[Interface dataset entries]
>>>

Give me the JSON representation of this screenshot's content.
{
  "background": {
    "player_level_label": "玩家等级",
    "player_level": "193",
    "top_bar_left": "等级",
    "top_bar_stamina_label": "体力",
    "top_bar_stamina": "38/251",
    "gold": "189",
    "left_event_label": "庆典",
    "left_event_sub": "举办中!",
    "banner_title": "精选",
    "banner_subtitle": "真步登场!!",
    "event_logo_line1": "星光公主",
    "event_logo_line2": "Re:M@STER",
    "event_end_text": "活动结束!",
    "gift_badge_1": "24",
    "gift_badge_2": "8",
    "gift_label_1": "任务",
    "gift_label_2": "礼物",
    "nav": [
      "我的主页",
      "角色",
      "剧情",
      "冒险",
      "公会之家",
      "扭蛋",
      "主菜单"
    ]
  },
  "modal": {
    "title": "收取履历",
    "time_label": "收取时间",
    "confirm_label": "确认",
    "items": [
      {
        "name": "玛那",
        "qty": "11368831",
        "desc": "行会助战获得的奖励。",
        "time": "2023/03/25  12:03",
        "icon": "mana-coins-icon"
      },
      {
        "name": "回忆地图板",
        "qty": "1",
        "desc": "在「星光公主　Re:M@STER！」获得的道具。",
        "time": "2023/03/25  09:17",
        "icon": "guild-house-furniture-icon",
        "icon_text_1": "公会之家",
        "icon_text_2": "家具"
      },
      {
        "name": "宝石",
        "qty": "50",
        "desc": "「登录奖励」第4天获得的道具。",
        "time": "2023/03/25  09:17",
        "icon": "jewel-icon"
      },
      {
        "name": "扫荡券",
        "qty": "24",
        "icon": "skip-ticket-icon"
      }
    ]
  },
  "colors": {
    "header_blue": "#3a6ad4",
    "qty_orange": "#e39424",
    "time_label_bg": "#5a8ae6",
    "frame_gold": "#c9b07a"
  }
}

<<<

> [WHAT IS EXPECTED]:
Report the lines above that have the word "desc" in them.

> [RESPONSE BELOW]:
        "desc": "行会助战获得的奖励。",
        "desc": "在「星光公主　Re:M@STER！」获得的道具。",
        "desc": "「登录奖励」第4天获得的道具。",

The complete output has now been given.